» PROBLEM TO WORK ON
Please count how many lines below contain the word "this" and reply with only that number.

[Data about app and page elements]
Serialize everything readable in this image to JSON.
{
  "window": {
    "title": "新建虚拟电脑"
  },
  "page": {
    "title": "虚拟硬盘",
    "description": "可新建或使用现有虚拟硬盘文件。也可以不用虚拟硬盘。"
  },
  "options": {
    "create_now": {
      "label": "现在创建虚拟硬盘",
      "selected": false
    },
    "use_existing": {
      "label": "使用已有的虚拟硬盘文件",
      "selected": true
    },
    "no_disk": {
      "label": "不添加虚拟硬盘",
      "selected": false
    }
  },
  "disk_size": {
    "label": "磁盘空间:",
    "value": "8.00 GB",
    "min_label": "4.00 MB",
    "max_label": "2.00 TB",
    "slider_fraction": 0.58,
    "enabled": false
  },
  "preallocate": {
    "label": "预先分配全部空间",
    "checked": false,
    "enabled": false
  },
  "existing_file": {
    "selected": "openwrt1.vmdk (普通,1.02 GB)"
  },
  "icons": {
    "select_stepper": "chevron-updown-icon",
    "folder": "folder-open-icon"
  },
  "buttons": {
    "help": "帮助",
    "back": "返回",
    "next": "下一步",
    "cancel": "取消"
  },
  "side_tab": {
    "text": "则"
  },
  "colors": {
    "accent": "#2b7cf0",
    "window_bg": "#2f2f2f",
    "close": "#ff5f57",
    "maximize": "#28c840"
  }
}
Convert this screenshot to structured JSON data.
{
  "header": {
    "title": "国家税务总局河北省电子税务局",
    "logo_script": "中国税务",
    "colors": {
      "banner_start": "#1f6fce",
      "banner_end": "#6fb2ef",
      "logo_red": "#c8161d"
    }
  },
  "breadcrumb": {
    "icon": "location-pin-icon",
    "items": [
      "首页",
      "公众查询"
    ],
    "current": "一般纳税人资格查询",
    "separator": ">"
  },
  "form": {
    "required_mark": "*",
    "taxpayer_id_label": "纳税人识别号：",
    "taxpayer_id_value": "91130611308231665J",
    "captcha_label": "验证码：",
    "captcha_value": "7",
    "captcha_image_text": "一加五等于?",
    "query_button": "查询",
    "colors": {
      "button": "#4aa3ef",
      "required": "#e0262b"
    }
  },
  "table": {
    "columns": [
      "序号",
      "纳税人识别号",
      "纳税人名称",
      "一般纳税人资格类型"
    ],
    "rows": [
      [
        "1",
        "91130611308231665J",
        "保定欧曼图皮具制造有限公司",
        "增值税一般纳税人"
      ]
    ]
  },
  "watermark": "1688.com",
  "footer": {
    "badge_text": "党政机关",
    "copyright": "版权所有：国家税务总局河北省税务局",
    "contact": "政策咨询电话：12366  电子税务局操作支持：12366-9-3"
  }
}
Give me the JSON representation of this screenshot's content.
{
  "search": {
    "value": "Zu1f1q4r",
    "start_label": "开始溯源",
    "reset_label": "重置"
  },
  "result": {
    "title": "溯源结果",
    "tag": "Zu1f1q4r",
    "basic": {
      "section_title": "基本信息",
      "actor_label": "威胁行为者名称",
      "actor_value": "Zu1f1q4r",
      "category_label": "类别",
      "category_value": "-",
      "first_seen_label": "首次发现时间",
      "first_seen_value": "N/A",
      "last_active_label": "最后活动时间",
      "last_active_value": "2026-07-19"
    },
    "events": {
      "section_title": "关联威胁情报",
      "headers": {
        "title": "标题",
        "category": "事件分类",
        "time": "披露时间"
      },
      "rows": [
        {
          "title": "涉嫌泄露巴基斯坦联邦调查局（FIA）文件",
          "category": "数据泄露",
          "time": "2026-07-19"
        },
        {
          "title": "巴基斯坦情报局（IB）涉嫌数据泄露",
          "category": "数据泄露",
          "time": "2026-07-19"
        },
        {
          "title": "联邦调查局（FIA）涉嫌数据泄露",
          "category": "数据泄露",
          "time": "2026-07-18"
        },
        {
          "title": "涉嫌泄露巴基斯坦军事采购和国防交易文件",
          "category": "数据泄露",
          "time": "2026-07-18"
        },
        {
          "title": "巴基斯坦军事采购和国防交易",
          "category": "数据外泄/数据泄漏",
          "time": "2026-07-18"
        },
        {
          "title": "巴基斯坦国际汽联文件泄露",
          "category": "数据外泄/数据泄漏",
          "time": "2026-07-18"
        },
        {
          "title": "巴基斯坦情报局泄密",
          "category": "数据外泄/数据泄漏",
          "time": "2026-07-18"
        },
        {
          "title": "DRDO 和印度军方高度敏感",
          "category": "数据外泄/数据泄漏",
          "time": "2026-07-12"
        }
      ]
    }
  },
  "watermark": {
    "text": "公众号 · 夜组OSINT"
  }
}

» YOUR RESPONSE
3